= WHAT TO PRODUCE =
Copy out, from the data, each line containing the string "edutech".

= GIVEN DATA =
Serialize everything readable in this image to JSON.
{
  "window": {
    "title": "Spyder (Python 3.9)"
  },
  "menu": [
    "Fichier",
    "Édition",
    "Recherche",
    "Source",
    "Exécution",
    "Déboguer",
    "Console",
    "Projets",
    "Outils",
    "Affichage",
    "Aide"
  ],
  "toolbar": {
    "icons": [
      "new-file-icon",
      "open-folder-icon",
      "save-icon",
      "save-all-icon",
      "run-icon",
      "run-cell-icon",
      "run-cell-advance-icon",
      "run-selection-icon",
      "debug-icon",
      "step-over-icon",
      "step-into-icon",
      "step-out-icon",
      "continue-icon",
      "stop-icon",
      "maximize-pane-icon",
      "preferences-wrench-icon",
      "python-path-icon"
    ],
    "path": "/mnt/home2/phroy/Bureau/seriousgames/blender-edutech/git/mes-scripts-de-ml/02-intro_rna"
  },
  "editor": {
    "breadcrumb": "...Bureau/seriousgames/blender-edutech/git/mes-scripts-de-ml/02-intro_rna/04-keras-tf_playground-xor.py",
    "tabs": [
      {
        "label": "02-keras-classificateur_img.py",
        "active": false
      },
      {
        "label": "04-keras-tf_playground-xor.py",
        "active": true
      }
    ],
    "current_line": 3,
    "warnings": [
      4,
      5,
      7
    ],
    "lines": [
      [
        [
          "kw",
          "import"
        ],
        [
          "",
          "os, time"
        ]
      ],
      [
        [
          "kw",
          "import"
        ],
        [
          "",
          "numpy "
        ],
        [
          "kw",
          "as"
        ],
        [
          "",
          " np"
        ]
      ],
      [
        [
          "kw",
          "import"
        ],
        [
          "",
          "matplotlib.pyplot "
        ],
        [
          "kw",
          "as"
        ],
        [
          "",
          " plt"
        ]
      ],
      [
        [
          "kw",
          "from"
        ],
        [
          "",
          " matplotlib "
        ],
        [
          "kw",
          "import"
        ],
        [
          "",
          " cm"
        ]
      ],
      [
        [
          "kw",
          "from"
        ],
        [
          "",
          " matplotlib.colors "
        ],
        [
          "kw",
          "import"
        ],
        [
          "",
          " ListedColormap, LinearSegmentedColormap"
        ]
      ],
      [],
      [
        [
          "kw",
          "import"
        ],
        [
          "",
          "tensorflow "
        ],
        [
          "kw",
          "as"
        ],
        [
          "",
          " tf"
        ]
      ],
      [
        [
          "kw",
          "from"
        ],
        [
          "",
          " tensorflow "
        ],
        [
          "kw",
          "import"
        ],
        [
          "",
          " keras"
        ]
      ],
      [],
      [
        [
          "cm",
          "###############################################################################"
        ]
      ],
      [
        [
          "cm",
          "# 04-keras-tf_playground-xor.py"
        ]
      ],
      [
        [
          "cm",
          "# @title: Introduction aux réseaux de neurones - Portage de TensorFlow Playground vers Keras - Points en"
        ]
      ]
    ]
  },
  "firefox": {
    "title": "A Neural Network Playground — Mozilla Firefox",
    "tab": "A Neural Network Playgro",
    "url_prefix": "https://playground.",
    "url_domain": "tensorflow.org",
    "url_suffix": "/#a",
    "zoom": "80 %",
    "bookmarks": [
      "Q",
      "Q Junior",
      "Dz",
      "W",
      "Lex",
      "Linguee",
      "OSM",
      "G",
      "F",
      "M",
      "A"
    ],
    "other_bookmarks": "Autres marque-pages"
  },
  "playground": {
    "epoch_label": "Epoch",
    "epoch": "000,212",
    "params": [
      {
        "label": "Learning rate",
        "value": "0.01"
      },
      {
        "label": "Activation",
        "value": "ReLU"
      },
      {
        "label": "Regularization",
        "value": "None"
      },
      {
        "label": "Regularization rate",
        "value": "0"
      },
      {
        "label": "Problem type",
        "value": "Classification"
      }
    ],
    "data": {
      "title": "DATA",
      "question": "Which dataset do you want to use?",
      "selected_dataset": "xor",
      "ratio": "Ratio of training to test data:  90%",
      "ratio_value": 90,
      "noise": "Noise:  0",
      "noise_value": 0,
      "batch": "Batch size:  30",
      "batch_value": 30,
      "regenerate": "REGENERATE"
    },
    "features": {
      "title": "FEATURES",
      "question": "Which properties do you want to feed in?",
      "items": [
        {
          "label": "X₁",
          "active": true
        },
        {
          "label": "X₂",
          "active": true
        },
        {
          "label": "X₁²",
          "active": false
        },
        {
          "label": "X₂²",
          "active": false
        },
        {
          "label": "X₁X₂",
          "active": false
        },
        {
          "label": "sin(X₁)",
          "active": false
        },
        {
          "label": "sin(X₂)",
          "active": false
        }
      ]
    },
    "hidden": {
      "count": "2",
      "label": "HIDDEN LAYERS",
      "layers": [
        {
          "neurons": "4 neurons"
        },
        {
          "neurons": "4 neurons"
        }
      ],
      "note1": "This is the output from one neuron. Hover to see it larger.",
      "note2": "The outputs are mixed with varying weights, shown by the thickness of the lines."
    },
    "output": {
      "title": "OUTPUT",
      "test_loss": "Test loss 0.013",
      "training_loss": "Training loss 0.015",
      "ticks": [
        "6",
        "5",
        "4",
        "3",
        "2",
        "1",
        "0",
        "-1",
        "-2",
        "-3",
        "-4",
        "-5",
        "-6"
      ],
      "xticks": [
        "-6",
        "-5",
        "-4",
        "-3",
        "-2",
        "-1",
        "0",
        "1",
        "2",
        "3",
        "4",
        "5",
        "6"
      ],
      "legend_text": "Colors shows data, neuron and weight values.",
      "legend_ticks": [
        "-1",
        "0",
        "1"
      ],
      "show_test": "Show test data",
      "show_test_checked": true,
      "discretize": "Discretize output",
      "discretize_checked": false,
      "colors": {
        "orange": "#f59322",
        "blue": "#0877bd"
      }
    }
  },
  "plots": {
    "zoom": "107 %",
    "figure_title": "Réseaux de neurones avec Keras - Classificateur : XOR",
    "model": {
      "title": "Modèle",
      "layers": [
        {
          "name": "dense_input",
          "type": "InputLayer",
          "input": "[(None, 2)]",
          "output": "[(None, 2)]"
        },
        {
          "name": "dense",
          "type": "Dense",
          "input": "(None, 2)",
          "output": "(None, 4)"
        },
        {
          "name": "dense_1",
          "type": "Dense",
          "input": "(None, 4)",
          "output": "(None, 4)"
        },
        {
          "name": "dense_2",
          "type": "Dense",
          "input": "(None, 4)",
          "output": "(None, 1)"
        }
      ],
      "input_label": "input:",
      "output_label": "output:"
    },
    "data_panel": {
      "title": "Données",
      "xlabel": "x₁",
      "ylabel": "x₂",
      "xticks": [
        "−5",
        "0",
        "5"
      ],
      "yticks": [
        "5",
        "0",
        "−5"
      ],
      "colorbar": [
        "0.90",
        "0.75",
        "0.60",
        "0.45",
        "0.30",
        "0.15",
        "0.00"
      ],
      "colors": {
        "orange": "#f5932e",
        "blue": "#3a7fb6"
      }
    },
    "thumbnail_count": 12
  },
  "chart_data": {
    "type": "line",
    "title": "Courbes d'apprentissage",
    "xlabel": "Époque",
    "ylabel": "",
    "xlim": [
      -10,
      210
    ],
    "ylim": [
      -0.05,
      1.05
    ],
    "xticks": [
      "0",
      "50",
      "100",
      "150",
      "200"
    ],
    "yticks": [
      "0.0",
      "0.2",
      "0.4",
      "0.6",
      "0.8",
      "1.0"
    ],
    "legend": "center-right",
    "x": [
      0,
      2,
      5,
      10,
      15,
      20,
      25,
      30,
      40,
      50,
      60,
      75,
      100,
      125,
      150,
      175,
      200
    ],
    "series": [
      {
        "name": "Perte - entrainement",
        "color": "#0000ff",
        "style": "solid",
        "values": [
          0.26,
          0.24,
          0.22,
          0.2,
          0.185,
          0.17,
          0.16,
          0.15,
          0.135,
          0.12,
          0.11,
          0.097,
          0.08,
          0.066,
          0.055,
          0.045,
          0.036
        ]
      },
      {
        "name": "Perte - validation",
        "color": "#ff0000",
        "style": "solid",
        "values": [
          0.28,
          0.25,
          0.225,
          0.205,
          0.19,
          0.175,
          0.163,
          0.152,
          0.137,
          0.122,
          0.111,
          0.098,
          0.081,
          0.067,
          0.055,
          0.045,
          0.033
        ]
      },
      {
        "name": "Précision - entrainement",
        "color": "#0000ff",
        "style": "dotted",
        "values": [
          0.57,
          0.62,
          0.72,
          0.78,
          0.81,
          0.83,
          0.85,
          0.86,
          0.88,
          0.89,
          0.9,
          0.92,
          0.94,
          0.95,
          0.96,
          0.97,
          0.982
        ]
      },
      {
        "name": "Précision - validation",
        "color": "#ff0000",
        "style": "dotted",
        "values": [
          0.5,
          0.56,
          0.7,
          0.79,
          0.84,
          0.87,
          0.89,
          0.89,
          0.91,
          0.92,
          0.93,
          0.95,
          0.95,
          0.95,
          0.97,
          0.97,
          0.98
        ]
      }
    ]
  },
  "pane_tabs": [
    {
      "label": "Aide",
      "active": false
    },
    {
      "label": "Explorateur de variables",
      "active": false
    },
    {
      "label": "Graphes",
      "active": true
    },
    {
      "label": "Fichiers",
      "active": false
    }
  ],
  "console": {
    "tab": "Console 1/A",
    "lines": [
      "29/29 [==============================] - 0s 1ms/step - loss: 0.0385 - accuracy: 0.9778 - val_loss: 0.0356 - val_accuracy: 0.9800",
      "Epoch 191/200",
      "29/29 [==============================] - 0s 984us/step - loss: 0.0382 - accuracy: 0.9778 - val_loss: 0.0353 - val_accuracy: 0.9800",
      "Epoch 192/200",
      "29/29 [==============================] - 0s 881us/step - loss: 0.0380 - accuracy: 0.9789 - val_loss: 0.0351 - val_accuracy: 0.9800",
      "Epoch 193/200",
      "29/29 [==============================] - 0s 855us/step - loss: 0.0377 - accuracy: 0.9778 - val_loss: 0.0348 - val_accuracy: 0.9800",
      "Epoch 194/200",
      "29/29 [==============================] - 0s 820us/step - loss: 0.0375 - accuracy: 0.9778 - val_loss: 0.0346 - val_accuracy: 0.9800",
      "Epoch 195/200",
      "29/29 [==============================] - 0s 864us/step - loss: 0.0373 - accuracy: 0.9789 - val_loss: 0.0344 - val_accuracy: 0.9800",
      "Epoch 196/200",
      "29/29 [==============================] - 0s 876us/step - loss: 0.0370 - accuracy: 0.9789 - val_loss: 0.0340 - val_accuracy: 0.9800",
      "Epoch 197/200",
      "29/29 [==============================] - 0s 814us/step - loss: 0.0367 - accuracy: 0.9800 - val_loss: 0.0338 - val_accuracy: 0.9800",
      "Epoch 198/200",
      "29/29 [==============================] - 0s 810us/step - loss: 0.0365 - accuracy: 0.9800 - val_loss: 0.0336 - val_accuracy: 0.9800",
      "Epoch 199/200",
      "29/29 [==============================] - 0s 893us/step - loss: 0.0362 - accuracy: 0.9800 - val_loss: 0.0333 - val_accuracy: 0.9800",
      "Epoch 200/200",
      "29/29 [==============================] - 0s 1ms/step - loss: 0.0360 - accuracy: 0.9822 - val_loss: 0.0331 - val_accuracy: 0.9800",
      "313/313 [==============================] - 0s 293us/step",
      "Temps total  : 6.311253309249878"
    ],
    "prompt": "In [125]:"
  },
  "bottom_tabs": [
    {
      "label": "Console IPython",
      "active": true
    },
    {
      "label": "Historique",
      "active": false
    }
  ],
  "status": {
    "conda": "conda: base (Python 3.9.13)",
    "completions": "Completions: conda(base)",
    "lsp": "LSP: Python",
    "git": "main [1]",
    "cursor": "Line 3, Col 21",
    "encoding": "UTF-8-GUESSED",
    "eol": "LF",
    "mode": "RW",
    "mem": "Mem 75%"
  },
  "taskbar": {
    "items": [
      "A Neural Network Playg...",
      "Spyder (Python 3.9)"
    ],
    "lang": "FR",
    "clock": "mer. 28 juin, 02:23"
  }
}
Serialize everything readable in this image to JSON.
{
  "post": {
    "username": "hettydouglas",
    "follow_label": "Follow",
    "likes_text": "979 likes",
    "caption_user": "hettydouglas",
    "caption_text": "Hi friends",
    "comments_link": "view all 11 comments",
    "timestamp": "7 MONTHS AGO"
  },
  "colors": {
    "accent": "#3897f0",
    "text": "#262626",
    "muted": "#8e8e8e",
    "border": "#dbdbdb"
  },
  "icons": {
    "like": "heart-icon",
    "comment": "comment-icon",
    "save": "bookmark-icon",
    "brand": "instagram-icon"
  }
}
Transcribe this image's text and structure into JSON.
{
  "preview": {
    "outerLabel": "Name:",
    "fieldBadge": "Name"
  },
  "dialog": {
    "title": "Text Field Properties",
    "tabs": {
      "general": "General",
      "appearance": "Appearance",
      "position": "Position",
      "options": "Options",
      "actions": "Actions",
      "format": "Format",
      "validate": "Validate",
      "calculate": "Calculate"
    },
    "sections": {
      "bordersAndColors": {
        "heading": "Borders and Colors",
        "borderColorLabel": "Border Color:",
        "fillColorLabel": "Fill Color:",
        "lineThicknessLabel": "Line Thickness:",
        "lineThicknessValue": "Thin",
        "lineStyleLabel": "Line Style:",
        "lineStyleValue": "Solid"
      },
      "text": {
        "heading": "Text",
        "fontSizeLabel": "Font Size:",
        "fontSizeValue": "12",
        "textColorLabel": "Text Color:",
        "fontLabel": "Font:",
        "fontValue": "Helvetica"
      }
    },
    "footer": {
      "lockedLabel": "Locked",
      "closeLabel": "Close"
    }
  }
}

= ANSWER AREA =
    "path": "/mnt/home2/phroy/Bureau/seriousgames/blender-edutech/git/mes-scripts-de-ml/02-intro_rna"
    "breadcrumb": "...Bureau/seriousgames/blender-edutech/git/mes-scripts-de-ml/02-intro_rna/04-keras-tf_playground-xor.py",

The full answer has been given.